When DOT comes to call for a site inspection, they generally conduct a "wall-to-wall" review of all DOT requirements for operation of commercial fleets. In recent years DOT has turned up the heat on many employers who were not taking compliance seriously. Levels of fines and other administrative actions have increased for those found out-of-compliance. Following are the top twelve areas that companies have been cited for in the past few years:

    • Failing to require driver to prepare vehicle inspection report
    • Failing to require driver to make a record of duty status
    • Using a driver before receiving a pre-employment result
    • Filing false reports of records of duty status
    • Failing to implement a random drug/alcohol testing program
    • Failing to do random drug tests at applicable annual rate
    • Failing to keep minimum records of inspection and maintenance
    • Requiring or permitting a driver to drive after 70 hours on duty in 8 days
    • Failing to preserve driver's record of duty status for 6 months
    • Using a commercial motor vehicle that is not periodically inspected
    • Failing to maintain a driver qualification file on each driver
    • Failing to implement an alcohol and/or drug testing program


A garment manufacturer in American Samoa is facing a fine of $78,500 following an OSHA investigation of "hazardous and squalid working conditions."

Daewoosa Samoa, Ltd., was cited for 28 alleged safety and health violations at its Tafuna facility. The company ceased operations in January, and its owner, Kil-Soo Lee of South Korea, was arrested in March by the Federal Bureau of Investigation on charges of involuntary servitude and forced labor. The FBI alleges that the owner obtained the services of Vietnamese factory workers through threats of serious physical harm or physical restraint.

"The conditions under which these workers work were beyond comprehension," said Secretary of Labor Elaine L. Chao. "The owner of this factory must be held accountable for his inhumane acts and pay the consequences of his actions. The charges of both the FBI and OSHA make clear that justice will be served."

OSHA's inspection of the facility was prompted by a media referral following a disturbance between workers and management at the facility on Nov. 28, 2000. OSHA's inspection found numerous instances of dangerous and unsanitary working conditions.
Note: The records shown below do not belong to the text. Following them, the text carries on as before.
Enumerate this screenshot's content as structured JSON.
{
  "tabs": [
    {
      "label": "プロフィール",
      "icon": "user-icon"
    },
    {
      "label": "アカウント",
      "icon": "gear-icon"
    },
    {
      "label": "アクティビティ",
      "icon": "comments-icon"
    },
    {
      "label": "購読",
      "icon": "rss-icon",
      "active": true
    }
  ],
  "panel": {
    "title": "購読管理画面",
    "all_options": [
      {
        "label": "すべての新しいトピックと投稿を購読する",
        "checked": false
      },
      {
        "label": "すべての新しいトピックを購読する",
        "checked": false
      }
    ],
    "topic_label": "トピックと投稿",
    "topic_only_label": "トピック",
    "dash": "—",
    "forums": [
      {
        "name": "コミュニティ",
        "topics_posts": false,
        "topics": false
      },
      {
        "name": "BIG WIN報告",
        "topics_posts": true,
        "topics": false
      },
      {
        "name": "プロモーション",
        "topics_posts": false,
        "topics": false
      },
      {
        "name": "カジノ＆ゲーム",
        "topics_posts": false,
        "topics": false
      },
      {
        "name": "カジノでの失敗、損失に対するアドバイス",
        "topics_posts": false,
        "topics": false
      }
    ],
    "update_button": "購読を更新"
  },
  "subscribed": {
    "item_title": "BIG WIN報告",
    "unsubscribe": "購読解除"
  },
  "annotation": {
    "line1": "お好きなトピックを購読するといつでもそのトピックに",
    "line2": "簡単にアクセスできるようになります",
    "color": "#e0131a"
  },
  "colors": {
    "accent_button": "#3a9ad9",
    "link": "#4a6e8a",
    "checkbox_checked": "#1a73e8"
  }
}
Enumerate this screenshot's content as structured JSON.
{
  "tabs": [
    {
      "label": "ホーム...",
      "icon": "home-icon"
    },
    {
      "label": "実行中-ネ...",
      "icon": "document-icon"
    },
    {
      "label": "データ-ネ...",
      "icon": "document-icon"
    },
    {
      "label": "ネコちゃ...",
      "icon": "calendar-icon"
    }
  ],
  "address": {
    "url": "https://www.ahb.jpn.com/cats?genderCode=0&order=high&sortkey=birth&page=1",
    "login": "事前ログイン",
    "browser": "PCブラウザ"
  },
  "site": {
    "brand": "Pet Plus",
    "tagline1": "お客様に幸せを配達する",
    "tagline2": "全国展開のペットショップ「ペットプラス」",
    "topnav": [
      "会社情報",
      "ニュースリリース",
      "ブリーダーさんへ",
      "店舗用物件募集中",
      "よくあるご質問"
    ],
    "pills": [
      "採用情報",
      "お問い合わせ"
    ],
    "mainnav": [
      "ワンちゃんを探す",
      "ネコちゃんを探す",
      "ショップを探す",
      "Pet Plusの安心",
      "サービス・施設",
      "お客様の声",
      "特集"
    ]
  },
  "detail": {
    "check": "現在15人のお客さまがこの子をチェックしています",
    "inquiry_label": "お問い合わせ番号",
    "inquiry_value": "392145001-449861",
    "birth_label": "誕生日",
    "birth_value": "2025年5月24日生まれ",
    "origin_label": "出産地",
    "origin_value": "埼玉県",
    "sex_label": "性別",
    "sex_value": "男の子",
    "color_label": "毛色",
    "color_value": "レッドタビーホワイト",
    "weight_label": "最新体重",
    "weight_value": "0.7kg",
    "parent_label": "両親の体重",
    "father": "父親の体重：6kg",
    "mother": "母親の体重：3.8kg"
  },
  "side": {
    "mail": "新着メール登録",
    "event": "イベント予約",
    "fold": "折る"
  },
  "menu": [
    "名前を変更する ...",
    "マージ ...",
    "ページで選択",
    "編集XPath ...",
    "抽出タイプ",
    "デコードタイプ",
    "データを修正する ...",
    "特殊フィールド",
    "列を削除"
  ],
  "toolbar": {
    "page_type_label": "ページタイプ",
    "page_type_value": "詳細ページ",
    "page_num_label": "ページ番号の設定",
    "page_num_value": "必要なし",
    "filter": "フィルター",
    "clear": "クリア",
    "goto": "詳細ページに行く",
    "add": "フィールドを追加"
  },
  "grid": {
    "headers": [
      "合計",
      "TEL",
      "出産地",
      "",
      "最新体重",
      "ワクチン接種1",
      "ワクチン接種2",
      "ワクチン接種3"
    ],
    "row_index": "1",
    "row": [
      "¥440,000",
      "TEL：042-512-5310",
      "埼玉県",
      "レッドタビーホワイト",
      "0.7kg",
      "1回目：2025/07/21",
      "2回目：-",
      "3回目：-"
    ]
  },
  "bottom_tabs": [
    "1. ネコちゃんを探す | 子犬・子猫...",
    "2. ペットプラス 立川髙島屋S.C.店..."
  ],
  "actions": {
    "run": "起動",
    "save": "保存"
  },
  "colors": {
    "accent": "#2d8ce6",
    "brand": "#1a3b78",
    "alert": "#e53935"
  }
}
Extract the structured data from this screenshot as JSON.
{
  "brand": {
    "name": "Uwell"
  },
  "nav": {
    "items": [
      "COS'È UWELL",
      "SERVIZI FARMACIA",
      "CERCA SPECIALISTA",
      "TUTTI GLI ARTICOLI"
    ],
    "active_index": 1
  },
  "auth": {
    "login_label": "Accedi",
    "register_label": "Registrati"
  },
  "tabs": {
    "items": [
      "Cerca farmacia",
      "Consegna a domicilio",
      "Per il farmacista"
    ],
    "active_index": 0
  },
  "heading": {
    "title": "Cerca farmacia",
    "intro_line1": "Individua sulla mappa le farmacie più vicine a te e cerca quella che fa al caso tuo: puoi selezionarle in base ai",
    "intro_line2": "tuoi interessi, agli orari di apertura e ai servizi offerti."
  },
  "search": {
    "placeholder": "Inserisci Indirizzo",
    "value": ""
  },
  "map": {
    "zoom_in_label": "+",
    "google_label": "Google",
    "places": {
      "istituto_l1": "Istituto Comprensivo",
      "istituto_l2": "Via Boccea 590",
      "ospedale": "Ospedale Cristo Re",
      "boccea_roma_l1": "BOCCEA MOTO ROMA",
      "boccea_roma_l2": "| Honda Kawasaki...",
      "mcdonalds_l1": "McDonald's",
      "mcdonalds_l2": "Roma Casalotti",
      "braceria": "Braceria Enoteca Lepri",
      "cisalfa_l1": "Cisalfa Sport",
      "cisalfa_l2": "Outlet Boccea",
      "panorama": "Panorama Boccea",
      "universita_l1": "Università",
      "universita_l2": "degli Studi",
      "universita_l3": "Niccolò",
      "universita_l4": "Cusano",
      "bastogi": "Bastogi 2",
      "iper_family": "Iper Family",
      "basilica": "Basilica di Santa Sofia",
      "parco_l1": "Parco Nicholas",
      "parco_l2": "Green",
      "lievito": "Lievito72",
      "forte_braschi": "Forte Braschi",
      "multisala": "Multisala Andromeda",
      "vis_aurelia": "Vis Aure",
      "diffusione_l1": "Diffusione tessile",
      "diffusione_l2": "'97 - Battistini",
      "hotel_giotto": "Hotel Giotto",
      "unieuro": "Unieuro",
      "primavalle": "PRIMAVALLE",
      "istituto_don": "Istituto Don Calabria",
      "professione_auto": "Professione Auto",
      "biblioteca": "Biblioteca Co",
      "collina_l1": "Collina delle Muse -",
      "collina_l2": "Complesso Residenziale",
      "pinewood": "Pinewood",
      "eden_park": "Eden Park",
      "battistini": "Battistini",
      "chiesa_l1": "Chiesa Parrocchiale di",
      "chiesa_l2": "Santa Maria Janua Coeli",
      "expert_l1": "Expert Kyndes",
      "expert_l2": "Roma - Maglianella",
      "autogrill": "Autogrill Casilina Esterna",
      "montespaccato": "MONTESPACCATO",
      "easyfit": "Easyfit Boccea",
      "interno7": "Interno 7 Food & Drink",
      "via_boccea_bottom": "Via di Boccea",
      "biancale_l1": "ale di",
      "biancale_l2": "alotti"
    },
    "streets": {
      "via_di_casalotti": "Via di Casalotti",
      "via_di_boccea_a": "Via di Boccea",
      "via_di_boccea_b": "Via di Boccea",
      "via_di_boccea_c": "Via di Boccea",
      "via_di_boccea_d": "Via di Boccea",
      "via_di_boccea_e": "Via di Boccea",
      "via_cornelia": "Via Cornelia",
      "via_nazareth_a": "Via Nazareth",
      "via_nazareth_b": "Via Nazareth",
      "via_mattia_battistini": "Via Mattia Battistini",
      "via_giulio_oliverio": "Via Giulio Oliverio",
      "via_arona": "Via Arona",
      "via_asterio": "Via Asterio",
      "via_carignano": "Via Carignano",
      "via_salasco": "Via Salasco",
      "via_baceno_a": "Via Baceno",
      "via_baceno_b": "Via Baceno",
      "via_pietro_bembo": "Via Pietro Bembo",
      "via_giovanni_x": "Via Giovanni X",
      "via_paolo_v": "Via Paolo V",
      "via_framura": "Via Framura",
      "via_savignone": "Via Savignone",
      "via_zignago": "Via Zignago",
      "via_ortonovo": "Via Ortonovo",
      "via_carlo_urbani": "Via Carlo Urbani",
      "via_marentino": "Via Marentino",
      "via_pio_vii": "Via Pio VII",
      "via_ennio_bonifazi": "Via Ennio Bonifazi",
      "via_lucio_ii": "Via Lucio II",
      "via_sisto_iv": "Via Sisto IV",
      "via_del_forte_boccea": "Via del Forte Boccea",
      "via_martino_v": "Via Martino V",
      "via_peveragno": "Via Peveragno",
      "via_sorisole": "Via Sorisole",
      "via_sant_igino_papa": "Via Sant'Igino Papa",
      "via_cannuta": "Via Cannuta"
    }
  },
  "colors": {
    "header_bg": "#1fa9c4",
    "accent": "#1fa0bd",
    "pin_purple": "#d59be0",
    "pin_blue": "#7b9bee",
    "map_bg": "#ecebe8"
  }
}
OSHA assessed Daewoosa Samoa $30,000 in penalties for 11 alleged serious violations for inappropriate and insufficient sanitation facilities, inadequate fire exits, and lack of installed fire alarms. The owner was also cited improperly managing the temporary lodging facilities of workers by not controlling rodent and insect infestation; allowing unsanitary conditions in the kitchen and dining hall, including non-disposal of refuse; causing overcrowding in sleeping rooms; failing to provide functional fire extinguishers; and violating various electrical standards.

The company was also cited for eight alleged repeat violations stemming from three previous OSHA inspections beginning in September 1999. Those violations address the employer's failure to maintain OSHA injury and illness recordkeeping logs, install railings on stairs, furnish sanitary toilet conditions, document fire extinguisher checks, and cover electrical outlets. A total of $18,500 in penalties was proposed.

One failure-to-abate notice was issued with a proposed penalty of $30,000 for failing to provide hot water for sanitation. That instance was first cited in a September 1999 inspection. Eight other-than-serious violations were issued for failing to provide laundry sinks, handwash basins, food storage cabinets, needle guards on sewing machines, and fluorescent light covers. No penalties were proposed for the other-than-serious violations.

Until its closure in January, Daewoosa Samoa manufactured men's sportswear for numerous retail outlets in the United States. Approximately 250 people worked at the factory in American Samoa, a U.S. territory approximately 2,300 miles southwest of Hawaii.

Daewoosa has 15 working days to contest the citations and proposed penalties before the independent Occupational Safety and Health Review Commission.